Segment Open

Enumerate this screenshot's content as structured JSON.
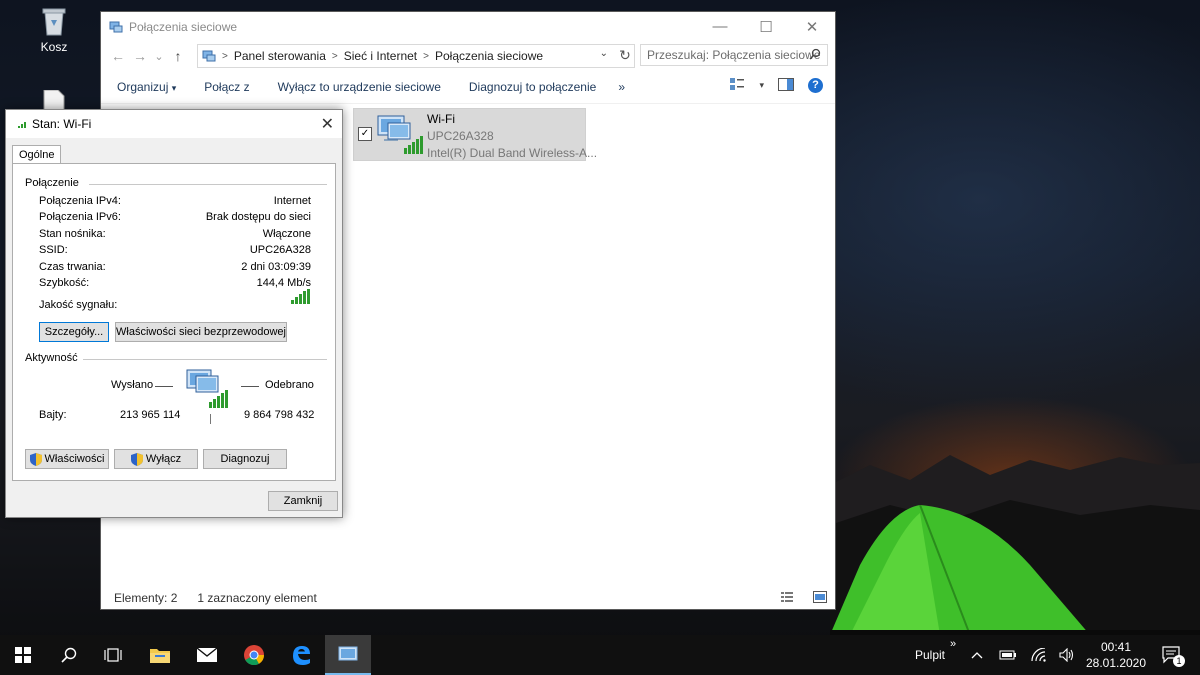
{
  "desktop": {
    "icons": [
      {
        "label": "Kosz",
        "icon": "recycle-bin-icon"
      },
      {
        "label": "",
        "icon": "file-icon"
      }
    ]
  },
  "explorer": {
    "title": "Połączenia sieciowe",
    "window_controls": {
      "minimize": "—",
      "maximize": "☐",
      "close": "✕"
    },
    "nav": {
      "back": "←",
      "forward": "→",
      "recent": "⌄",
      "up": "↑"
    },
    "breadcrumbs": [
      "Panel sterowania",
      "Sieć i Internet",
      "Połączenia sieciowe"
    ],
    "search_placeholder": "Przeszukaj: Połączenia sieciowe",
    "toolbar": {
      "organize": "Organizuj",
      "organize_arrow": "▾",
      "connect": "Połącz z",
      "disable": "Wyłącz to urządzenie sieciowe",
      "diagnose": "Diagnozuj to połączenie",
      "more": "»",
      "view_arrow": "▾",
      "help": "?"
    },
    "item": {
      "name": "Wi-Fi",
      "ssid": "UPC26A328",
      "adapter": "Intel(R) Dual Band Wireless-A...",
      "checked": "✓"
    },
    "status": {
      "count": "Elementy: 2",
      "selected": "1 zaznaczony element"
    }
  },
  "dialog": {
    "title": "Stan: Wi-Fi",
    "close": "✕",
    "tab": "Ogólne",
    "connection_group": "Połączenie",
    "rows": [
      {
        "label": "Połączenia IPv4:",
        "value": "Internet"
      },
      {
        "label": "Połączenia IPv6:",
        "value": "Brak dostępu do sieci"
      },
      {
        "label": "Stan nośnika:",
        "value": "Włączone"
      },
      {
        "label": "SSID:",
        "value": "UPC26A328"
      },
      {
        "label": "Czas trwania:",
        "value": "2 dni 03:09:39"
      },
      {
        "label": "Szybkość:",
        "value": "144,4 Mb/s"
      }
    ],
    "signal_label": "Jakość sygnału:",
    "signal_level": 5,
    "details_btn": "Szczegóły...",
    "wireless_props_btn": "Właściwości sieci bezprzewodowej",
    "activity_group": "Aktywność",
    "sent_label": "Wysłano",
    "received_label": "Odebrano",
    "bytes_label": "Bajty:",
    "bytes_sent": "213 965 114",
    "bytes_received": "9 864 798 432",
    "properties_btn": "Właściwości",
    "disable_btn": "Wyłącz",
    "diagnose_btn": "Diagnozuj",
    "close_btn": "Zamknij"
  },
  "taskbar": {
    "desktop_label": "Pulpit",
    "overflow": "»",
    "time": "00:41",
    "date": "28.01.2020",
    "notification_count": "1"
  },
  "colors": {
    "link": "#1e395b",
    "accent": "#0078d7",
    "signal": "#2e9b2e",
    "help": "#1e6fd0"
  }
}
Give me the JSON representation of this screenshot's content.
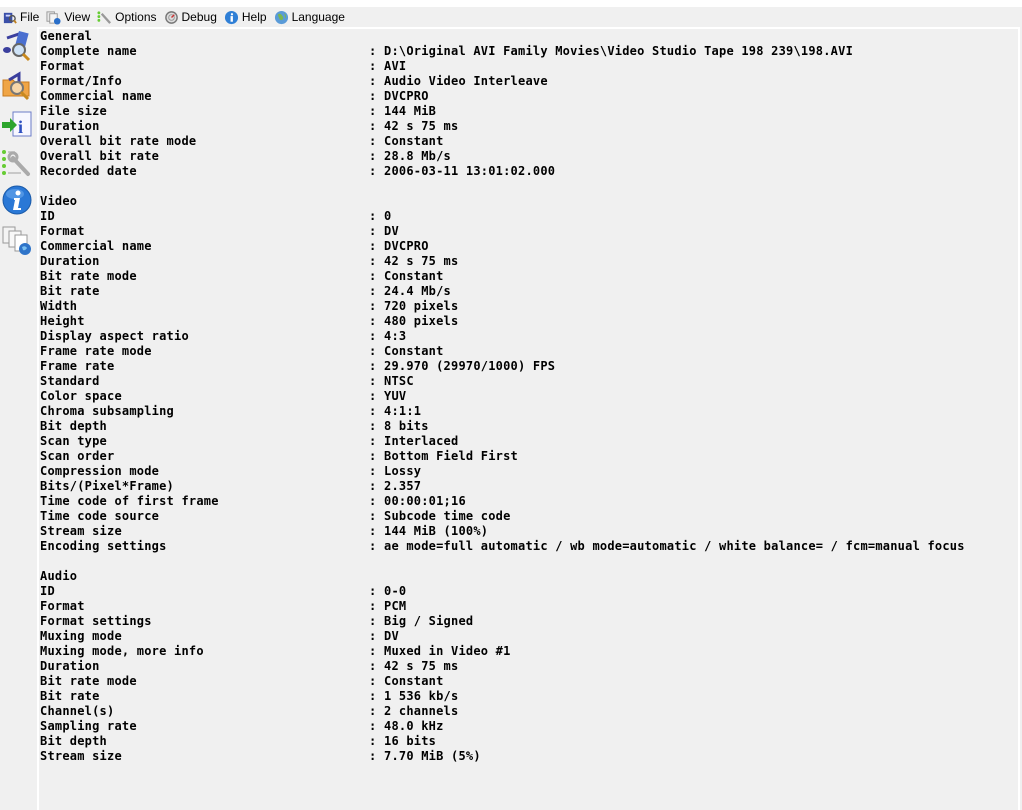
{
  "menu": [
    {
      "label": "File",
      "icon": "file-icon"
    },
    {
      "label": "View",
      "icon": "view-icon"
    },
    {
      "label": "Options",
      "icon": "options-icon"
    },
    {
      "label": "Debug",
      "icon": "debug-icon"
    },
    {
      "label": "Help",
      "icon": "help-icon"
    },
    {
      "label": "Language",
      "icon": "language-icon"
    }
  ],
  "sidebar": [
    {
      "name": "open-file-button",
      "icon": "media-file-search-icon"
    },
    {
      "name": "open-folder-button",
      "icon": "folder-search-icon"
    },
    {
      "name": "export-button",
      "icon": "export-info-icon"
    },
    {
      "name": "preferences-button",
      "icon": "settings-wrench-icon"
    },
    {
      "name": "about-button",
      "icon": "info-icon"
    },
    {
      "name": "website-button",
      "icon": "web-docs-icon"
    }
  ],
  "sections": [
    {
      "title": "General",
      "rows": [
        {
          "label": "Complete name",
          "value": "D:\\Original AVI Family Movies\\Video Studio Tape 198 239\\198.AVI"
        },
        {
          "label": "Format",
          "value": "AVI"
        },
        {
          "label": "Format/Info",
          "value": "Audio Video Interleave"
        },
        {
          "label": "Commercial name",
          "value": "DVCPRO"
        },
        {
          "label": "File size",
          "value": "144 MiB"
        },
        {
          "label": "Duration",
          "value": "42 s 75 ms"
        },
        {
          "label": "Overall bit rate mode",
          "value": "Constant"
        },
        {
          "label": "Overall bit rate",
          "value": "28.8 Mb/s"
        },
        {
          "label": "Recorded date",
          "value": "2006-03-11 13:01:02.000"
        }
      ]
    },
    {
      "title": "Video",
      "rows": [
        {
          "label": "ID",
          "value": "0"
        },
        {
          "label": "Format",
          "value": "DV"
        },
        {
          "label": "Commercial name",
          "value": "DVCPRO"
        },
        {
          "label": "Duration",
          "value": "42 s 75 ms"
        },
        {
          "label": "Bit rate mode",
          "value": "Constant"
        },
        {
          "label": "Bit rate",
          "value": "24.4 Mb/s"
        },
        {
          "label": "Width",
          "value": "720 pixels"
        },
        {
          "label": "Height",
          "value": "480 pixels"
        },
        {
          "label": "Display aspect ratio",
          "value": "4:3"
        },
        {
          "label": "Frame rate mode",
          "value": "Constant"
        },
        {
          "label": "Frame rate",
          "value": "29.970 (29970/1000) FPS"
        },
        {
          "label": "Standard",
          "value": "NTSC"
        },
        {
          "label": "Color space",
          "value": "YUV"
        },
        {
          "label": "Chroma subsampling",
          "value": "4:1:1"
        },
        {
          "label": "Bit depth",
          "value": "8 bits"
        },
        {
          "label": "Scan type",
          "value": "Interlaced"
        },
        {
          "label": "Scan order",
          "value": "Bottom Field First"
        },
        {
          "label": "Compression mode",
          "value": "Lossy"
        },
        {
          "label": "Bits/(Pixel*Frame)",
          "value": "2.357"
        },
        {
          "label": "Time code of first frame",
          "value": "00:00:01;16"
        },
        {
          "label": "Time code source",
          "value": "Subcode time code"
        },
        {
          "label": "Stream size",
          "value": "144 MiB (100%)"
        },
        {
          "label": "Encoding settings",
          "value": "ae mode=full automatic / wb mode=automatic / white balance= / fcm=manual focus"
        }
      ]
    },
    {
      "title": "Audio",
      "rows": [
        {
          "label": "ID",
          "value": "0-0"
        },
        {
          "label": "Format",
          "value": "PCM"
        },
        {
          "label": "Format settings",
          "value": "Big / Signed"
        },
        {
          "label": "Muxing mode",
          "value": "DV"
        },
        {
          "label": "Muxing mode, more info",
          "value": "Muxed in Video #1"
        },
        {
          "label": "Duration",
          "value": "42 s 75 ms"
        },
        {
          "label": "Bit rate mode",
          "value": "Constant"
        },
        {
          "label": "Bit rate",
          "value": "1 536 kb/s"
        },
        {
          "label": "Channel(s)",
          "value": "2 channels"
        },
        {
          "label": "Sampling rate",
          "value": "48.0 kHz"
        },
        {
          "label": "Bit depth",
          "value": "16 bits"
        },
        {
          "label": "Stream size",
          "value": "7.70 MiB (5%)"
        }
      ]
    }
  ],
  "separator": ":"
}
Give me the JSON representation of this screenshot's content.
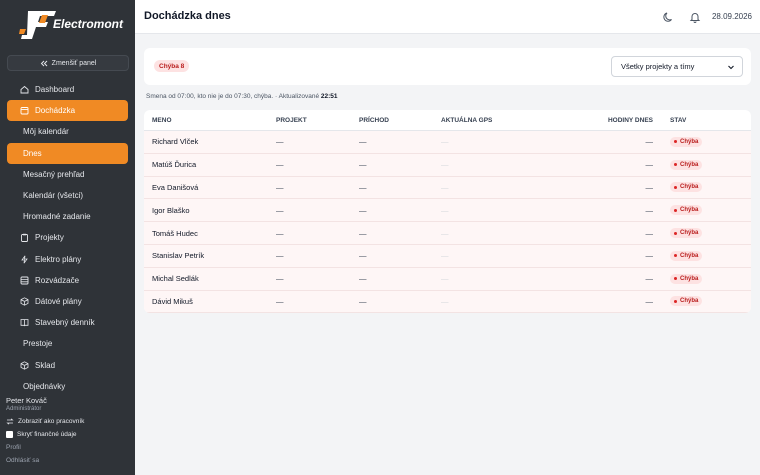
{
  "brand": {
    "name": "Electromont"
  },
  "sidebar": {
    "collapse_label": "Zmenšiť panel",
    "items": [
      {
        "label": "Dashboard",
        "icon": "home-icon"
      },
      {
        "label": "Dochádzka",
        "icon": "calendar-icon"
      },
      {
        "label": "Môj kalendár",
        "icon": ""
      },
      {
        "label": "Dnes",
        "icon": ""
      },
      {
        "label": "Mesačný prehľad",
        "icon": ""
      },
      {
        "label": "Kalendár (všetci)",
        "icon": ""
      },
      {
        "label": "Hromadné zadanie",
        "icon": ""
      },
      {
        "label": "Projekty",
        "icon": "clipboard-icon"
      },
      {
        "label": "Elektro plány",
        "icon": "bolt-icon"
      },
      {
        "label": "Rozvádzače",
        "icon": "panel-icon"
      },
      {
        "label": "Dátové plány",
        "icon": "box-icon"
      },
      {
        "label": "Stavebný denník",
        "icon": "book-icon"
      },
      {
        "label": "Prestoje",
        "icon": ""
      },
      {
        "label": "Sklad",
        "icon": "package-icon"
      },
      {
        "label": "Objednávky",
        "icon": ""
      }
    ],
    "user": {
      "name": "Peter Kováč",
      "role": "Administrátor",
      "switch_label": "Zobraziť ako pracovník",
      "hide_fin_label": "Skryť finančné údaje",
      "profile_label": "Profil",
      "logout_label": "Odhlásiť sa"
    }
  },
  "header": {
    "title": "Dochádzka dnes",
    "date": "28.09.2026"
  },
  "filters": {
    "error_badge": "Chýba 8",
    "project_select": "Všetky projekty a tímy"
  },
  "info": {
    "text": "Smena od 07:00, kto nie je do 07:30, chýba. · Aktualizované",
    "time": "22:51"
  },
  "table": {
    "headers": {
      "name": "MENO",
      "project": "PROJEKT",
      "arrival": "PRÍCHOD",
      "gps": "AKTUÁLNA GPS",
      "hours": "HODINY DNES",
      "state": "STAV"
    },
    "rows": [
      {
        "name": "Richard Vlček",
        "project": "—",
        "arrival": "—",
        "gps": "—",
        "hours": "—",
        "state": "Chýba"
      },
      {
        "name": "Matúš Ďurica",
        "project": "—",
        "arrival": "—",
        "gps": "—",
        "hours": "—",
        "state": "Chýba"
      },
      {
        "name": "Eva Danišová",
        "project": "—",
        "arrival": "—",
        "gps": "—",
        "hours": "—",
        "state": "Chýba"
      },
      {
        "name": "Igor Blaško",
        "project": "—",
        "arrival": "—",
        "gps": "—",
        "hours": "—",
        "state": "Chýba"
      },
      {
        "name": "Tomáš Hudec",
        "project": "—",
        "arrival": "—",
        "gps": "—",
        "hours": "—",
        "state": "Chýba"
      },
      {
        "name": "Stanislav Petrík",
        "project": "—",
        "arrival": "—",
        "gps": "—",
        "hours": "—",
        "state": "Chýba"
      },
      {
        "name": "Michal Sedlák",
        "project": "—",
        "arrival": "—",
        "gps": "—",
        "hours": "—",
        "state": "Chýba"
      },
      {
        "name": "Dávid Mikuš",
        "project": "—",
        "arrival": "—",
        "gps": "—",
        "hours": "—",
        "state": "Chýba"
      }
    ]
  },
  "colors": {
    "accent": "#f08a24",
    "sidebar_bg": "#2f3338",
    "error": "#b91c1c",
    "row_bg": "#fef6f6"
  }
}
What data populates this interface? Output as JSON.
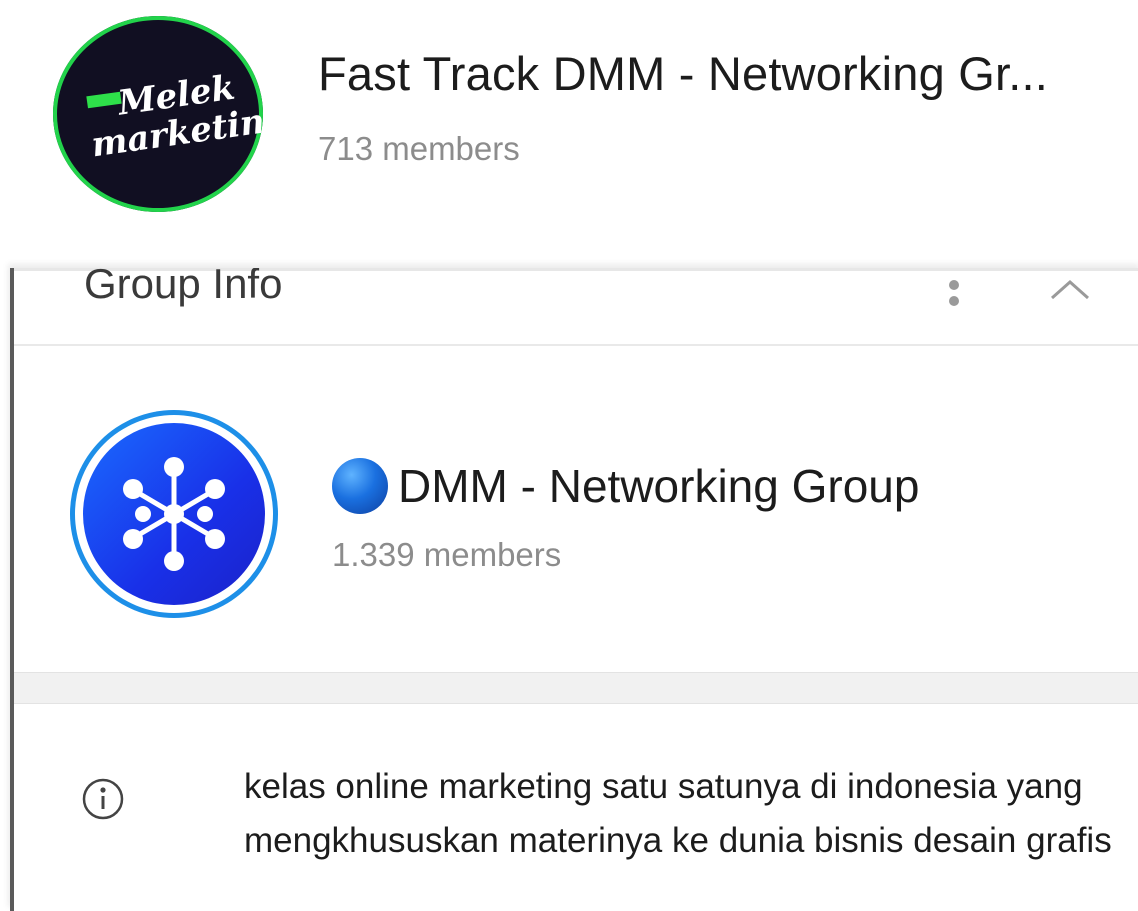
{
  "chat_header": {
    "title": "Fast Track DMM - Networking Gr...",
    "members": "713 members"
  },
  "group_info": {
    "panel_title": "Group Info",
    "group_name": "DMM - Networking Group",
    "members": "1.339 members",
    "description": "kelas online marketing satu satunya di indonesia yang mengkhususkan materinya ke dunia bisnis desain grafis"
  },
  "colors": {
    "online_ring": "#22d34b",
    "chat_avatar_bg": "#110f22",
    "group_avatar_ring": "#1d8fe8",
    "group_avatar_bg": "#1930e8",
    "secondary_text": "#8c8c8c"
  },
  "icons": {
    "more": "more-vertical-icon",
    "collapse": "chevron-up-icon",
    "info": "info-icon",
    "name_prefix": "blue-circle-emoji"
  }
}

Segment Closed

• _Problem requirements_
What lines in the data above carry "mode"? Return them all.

• _Answer_
          "label": "Overall bit rate mode",
          "label": "Bit rate mode",
          "label": "Frame rate mode",
          "label": "Compression mode",
          "value": "ae mode=full automatic / wb mode=automatic / white balance= / fcm=manual focus"
          "label": "Muxing mode",
          "label": "Muxing mode, more info",
          "label": "Bit rate mode",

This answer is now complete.